Distance: 382.73 miles

Image 7: “Self-Portrait with Palette,” by Pablo Ruiz y Picasso, 1906. © Estate of Pablo Picasso / Artists Rights Society (ARS), New York
Location: Fundacion MAPFRE, Madrid, Spain
On view: 2/10/14 – 5/11/14
Distance: 3,664.63 miles

Image 8: “Livorno, Italy,” by Henri Cartier-Bresson, c. 1933.
Location: Centre George Pompidou, Musee National d’Art Moderne, Paris
On view: 2/12/14 – 6/9/14
Distance: 3,711.54 miles

Image 9: “Large Seated Nude,” by Henri Matisse, 1922-29. …
© Succession H. Matisse, Paris / Artists Rights Society (RS), New York
Location: Palazzo dei Diamante, Ferrara, Italy
On view: 2/22/14 - 6/15/14
Distance: 4,226.33 miles

Image 10: “Untitled (Multiple-exposure Nude),” Man Ray, 1930. © Man Ray Trust / Artists Rights Society (ARS), New York / ADAGP, Paris
Location: Museum Boijimans Van Beuningen, Rotterdam, Netherlands
On view: 2/8/14 – 5/25/14
Distance: 3,721.96 miles

High-tech Pen enables visitors to ‘collect’ design objects

The best museums and art galleries seek to spark interest and questioning in their visitors, but searching out extra information via smartphones can often ruin the immersive magic of the space — disconnecting viewers from the objects and artworks themselves.

Launching soon, the recently reopened Cooper Hewitt, Smithsonian Design Museum in New York is attempting to rectify this problem by offering its patrons a delayed interactive experience — enabling visitors to digitally ‘collect’ objects that interest them with a high-tech stylus Pen and explore those objects at the end of their visit on ultra high definition touch screen tables. READ MORE…

‎"Untitled" (Portrait of Ross in L.A.)
Félix González-Torres
Smart Museum

This exhibit touched me much more than any other work in any museum I have ever visited. It physically hurt to see others eat the candy and throw the wrappers back in the pile without even reading the incredibly poignant description. It’s terrifying to think that a human being is reduced to just a pile of candy. The pile diminishes in size like how Laycock’s condition deteriorated, but González-Torrez has granted him eternal life. The pile of candies also represents the gay community as a whole and the ravaging effect of AIDS. Participants are unknowingly partaking in a form of communion, and their ignorance of the significance of eating the candy reflects society’s ignorance of the AIDS epidemic as the community slowly diminished in size. A marvelous, bittersweet exhibit.
I saw this exhibit during the Court Theatre’s run of Angels in America and I’m also taking a queer history course, so memories of this this exhibit will stay with me for a very long time.

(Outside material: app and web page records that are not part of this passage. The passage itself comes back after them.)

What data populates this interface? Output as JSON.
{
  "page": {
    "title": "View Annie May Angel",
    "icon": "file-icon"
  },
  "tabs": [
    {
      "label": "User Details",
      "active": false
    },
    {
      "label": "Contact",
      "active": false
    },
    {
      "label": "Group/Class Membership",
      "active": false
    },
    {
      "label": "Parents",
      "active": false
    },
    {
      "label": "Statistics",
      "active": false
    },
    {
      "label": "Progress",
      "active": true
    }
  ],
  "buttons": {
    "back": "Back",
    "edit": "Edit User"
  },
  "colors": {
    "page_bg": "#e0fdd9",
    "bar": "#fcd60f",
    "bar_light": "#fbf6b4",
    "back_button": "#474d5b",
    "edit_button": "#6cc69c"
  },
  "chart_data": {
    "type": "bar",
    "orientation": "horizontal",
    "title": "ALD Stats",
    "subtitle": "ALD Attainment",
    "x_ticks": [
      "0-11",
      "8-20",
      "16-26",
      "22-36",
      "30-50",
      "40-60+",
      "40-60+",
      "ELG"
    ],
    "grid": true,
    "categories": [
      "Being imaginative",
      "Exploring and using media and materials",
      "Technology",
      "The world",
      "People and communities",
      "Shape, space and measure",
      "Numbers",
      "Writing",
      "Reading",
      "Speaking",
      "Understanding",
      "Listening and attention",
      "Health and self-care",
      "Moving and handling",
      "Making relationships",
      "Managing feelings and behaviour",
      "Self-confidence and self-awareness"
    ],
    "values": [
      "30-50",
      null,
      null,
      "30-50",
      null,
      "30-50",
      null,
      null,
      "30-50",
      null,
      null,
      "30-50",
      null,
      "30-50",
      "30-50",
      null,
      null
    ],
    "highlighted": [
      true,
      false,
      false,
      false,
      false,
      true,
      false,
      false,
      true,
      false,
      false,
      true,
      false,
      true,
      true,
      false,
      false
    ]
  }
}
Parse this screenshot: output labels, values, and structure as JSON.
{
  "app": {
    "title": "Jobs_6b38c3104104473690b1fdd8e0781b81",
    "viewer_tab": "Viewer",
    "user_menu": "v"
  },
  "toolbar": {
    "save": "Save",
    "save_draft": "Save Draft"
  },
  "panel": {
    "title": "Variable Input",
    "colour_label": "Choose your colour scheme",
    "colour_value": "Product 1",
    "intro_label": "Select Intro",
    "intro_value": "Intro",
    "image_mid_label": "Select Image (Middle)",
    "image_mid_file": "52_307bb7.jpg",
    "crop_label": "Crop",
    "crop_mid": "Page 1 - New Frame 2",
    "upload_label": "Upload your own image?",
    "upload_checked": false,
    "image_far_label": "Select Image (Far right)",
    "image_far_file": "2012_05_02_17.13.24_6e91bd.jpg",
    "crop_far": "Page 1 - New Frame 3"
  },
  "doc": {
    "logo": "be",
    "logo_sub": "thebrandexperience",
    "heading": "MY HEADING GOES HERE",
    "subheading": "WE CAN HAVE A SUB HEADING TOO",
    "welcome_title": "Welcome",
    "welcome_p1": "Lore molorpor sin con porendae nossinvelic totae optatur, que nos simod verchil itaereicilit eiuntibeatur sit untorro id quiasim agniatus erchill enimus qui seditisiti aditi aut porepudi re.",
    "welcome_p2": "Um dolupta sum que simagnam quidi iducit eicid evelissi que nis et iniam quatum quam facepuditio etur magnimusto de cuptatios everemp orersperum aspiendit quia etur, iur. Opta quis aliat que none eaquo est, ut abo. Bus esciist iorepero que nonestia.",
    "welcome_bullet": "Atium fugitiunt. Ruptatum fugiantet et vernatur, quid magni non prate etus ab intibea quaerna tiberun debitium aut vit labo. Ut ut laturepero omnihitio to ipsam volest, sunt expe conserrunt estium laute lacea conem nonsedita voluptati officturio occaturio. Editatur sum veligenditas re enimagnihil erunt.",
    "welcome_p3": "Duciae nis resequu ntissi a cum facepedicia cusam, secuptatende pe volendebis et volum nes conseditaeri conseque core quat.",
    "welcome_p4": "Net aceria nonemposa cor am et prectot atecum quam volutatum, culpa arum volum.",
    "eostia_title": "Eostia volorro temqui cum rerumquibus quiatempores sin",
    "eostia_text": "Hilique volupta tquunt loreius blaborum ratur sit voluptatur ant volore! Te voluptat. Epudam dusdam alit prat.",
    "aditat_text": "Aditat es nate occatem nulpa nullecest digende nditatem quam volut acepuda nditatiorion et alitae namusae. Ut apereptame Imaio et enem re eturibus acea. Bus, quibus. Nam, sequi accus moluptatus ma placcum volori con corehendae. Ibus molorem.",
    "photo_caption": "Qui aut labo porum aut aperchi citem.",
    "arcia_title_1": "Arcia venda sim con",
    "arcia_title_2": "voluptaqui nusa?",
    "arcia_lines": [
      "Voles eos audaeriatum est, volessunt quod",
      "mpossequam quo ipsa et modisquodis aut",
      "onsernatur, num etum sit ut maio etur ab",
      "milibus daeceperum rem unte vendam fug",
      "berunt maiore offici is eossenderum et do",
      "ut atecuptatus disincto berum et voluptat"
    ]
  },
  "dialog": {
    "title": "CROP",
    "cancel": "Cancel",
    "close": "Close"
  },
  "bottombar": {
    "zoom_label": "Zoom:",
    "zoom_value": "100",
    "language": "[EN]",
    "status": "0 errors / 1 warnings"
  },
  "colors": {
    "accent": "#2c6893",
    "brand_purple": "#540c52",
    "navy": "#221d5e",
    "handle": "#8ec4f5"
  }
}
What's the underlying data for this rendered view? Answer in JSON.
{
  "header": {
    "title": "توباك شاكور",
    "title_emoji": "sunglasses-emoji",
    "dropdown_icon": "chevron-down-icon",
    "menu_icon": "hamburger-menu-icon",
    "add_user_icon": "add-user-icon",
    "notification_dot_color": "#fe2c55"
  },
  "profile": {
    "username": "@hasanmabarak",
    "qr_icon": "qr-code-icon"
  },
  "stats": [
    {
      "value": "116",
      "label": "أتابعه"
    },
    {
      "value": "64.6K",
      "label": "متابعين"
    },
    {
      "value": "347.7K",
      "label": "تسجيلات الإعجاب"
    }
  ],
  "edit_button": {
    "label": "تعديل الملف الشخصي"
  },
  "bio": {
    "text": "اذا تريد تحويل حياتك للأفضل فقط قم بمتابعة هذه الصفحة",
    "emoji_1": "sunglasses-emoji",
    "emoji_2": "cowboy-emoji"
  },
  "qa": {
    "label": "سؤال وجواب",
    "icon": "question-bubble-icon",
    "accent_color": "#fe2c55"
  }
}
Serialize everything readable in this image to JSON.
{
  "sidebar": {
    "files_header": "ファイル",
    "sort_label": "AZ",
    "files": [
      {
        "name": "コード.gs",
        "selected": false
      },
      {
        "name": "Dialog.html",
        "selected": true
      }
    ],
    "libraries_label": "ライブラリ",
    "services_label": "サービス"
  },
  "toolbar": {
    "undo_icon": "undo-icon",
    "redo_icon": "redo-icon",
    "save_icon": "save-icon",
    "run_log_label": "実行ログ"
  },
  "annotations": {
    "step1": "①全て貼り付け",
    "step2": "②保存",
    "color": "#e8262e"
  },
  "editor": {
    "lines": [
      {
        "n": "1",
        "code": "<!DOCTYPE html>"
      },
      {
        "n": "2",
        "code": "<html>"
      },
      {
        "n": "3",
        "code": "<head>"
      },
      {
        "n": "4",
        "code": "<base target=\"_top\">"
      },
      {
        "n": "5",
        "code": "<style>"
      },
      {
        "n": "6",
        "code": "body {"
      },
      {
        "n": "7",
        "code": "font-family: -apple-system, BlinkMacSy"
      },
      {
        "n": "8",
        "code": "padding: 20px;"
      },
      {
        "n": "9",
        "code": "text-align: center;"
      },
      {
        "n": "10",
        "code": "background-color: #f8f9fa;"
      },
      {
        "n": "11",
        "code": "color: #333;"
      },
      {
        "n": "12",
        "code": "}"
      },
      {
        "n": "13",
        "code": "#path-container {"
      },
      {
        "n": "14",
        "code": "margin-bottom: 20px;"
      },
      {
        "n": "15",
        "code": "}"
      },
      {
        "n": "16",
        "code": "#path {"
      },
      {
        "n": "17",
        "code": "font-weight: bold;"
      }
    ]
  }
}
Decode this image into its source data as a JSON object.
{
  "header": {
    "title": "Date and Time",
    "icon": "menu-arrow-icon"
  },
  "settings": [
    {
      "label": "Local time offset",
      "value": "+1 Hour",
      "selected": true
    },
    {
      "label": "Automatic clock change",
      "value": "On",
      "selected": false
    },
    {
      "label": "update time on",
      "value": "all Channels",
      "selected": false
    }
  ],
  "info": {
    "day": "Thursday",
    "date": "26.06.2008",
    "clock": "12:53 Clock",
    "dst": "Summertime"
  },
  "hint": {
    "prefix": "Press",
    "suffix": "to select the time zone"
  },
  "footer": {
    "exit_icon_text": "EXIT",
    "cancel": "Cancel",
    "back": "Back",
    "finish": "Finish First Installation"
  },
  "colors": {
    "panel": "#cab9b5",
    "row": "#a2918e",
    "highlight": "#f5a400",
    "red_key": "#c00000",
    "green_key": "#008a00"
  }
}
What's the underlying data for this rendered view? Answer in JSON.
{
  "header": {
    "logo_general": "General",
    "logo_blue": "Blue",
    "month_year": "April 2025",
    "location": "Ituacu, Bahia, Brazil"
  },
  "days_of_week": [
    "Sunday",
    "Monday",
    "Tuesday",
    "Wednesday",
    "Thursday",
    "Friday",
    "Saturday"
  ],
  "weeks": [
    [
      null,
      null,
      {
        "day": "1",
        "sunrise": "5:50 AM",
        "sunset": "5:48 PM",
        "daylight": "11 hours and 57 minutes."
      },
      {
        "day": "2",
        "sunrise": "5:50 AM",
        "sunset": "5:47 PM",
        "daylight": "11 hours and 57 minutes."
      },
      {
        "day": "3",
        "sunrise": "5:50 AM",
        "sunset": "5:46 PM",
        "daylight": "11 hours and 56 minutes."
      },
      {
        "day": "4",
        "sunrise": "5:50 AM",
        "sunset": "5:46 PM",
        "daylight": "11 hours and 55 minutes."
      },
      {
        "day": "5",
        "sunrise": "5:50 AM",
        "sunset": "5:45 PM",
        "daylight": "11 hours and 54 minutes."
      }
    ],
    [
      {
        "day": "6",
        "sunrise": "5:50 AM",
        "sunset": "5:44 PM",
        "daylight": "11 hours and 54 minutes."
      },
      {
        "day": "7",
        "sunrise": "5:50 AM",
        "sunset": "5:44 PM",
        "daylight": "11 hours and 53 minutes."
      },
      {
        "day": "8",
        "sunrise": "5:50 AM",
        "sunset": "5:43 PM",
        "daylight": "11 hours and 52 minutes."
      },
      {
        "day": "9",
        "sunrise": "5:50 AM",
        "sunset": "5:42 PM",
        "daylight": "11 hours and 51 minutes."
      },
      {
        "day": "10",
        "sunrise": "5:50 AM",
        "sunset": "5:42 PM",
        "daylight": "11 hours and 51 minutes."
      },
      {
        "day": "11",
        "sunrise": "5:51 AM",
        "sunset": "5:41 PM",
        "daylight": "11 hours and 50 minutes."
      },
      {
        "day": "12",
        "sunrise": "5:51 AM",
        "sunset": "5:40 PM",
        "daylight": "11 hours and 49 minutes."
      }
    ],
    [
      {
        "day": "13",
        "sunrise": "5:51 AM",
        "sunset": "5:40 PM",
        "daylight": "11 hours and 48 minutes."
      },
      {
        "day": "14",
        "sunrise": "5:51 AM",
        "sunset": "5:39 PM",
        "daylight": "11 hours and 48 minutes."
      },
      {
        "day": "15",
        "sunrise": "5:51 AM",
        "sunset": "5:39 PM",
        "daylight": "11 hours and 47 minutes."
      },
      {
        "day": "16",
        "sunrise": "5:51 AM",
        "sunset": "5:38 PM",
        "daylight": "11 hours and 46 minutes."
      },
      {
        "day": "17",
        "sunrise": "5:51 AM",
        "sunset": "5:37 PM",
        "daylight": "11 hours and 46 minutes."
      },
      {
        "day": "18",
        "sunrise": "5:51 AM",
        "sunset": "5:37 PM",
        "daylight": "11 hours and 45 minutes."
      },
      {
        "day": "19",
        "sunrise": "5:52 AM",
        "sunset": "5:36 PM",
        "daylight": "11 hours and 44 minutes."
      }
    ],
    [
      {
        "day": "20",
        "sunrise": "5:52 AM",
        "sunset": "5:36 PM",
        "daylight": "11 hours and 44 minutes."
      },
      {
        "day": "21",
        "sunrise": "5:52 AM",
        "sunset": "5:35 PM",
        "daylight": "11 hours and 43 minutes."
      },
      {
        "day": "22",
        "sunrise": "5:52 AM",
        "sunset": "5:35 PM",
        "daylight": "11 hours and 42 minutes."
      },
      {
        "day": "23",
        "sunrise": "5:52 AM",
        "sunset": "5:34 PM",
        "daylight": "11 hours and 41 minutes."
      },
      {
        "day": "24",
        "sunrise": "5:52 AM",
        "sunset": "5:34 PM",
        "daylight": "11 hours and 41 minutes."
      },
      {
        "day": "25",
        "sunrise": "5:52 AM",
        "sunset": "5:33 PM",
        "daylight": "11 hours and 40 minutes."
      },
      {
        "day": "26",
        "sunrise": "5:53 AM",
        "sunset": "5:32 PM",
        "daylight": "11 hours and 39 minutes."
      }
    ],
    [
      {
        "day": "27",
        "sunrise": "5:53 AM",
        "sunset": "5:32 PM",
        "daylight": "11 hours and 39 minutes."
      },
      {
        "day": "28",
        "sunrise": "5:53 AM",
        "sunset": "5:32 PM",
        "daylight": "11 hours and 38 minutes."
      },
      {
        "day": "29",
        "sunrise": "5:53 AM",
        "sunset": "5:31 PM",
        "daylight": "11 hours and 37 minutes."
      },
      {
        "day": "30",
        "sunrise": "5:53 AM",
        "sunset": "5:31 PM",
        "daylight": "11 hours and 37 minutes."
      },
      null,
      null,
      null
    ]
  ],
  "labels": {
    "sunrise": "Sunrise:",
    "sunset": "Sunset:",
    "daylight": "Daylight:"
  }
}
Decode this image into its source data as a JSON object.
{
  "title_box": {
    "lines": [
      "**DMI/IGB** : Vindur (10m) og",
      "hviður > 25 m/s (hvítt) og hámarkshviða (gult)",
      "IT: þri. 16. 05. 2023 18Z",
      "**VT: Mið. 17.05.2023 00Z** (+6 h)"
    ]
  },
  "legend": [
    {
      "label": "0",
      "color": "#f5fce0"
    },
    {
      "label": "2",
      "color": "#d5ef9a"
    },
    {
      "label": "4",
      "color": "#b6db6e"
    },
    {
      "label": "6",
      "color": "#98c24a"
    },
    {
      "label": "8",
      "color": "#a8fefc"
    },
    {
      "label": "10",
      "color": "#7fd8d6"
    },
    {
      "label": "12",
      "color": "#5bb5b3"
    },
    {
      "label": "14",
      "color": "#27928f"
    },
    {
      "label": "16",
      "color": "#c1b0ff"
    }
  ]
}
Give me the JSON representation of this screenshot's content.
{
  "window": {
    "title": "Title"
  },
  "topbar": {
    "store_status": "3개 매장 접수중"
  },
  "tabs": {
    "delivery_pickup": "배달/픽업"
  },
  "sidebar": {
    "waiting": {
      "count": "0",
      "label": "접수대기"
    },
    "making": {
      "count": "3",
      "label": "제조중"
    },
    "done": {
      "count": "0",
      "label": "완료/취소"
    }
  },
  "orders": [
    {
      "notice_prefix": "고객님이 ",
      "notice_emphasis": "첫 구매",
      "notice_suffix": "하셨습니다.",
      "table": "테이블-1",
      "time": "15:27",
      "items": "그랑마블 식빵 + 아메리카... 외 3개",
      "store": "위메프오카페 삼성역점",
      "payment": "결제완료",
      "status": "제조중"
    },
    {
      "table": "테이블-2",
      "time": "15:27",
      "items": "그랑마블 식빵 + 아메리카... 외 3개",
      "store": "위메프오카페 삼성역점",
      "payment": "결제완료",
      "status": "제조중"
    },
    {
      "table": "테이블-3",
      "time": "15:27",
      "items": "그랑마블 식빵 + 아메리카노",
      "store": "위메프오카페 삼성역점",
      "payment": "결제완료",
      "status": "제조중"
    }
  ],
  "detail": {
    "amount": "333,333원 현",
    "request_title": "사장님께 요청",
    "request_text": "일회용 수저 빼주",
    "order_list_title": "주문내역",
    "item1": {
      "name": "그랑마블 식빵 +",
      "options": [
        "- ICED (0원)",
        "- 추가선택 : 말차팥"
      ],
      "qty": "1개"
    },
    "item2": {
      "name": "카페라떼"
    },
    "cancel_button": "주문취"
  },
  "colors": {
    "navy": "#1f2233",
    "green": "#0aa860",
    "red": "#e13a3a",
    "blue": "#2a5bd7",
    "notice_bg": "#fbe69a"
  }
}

Flask with Waterfowl and Plant Decoration

The robust glazed stoneware of the Joseon dynasty called buncheong is an outgrowth of earlier Goryeo celadon pottery. The inlaid black-and-white slip paste designs (a technique called sanggam, in Korean) and overlying celadon glaze of the flask are based on Goryeo pottery practice. In technique, subject, and style, this small flask is an especially instructive object of cultural transition from the refined Goryeo aesthetics of the Buddhist court and aristocracy to the prevailing Neo-Confucian ethics of the early Joseon dynasty that demanded wares of a simpler nature.  

Korean, Joseon Dynasty(1392–1910) Flask with Waterfowl and Plant Decoration, First half of 15th century, Glazed stoneware (buncheong) with black and white clay inlaid decoration (sanggam). Smart Museum of Art, The University of Chicago, Gift of Brooks McCormick Jr. 2003.7.

Judy Ledgerwood’s Chromatic Patterns will be on display at the Smart Museum of Art now through Spring 2015. The Chicago-based artist and her assistant painted this site-specific work directly on museum walls, drawing inspiration from tapestry and the clean, modern design of the museum itself. 

UChicago students, as always, get FREE admission to the Smart Museum, located just north of the quads. 


New video! 

In which we explore our neighboring city of Chicago, film with two local artists, and see more art in one day than is probably advisable.

Featuring @mcachicago@smartmuseum@elmhurstartmuseum, the Chicago Cultural Center, Intuit: The Center for Intuitive and Outsider Art, the Stony Island Arts Bank and more!